Send to

Choose Destination
See comment in PubMed Commons below
Dev Suppl. 1990:125-9.

Genomic imprinting and allelic exclusion.

Author information

  • 1CSIRO Laboratory for Molecular Biology, Sydney, NSW, Australia.


In diploid cells, allelic exclusion reduces genes to functional haploidy, because only one of two alleles is active. It is best known in cells producing immunoglobulins, but other examples also exist. X-chromosome inactivation in female mammals is related to allelic exclusion, but in this case the dosage compensation mechanism extends to the whole chromosome. Functional hemizygosity in some mammalian cell lines is probably also due to allelic exclusion, where one autosomal allele is active and the other is methylated and inactive. In early development, it may be important to have only one functional copy of specific regulatory genes. If one considers the possible mechanisms whereby genes are switched from an active to an inactive form, or vice versa, complications arise if the same type of switch operates in two homologous chromosomes segregating independently at mitosis. This complication is avoided if one of the genes is totally inactive. It is therefore suggested that important regulatory gene are subject to allelic exclusion and that this provides a basis for genomic imprinting. Male or female gametes complement in the zygote, because they may have different inactive genes, and the active allele in each case is then functionally haploid in the zygote and developing embryo. These haploid genes would be those involved in critical switches of gene activity during the developmental process. Allelic exclusion imposed by imprinting might be based on the heritable DNA methylation of the regulatory regions of silent genes.

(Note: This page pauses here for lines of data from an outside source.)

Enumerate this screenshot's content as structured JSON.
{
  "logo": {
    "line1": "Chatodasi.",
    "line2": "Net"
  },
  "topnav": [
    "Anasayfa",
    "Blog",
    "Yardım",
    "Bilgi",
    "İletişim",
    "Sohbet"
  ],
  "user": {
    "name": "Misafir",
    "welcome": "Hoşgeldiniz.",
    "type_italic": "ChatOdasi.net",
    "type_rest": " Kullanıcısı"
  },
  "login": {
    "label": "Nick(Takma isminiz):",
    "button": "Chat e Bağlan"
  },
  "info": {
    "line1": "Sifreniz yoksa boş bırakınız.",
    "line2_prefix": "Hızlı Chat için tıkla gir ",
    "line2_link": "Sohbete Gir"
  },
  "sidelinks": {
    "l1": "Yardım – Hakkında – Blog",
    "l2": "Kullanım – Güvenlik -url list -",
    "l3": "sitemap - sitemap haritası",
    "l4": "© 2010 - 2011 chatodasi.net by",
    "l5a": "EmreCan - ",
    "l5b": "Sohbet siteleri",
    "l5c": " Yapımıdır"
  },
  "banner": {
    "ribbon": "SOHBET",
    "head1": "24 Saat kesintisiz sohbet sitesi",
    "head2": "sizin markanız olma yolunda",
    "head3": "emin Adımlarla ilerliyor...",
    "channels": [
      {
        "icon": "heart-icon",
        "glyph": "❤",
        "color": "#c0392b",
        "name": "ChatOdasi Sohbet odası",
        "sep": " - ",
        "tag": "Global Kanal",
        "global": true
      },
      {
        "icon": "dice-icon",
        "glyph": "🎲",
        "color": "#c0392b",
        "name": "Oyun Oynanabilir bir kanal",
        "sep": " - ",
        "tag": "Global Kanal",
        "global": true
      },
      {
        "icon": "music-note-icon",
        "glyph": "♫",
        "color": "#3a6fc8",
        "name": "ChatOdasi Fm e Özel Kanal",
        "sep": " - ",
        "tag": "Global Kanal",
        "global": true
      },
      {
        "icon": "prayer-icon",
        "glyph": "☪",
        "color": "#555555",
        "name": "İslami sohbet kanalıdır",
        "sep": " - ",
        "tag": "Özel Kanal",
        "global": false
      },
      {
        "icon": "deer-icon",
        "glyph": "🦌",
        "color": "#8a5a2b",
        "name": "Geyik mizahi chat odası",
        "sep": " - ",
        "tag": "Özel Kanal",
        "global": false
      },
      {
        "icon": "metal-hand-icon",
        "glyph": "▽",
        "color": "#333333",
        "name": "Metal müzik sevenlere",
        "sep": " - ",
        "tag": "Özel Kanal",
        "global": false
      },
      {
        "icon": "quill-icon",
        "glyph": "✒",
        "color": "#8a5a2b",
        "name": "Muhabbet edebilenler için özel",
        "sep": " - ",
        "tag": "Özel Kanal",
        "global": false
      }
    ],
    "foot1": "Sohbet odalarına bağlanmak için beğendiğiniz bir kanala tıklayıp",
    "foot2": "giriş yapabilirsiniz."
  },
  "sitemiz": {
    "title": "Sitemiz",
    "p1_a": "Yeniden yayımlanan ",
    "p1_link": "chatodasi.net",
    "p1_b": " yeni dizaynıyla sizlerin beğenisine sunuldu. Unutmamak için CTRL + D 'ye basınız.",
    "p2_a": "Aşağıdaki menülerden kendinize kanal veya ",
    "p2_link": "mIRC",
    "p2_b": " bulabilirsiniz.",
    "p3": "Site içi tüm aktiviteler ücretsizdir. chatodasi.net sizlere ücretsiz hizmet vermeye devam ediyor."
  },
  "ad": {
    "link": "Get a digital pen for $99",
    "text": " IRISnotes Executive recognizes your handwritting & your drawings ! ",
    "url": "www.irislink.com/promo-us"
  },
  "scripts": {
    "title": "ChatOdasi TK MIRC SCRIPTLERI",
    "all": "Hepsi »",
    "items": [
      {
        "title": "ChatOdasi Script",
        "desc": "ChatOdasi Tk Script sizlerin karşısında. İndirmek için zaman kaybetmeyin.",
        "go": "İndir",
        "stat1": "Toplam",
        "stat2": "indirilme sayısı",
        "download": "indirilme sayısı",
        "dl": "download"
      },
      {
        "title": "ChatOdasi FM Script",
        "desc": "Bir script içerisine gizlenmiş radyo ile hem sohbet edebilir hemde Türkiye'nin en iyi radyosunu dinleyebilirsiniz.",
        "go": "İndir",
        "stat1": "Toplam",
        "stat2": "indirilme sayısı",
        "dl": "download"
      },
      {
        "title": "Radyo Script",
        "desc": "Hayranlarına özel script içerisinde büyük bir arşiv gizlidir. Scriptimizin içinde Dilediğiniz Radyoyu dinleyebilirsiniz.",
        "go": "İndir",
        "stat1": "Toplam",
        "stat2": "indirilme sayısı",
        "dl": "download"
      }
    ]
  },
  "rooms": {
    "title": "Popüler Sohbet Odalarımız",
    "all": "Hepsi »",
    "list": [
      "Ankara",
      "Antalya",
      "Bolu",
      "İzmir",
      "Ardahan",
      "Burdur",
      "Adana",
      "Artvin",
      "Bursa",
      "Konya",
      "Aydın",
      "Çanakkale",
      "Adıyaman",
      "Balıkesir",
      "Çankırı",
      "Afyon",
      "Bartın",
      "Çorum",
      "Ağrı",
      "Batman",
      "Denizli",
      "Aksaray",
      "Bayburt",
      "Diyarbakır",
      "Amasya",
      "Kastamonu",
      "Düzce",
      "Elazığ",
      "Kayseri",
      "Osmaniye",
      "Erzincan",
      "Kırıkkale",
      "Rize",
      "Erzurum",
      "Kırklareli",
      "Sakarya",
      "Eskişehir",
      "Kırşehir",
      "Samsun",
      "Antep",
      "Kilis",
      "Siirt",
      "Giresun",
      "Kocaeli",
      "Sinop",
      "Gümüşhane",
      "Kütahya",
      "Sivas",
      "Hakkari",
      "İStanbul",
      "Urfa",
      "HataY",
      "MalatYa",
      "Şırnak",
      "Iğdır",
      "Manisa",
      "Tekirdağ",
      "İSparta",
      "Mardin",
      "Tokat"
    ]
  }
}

[PubMed - indexed for MEDLINE]
PubMed Commons home

PubMed Commons

How to join PubMed Commons

    Supplemental Content

    Loading ...
    Support Center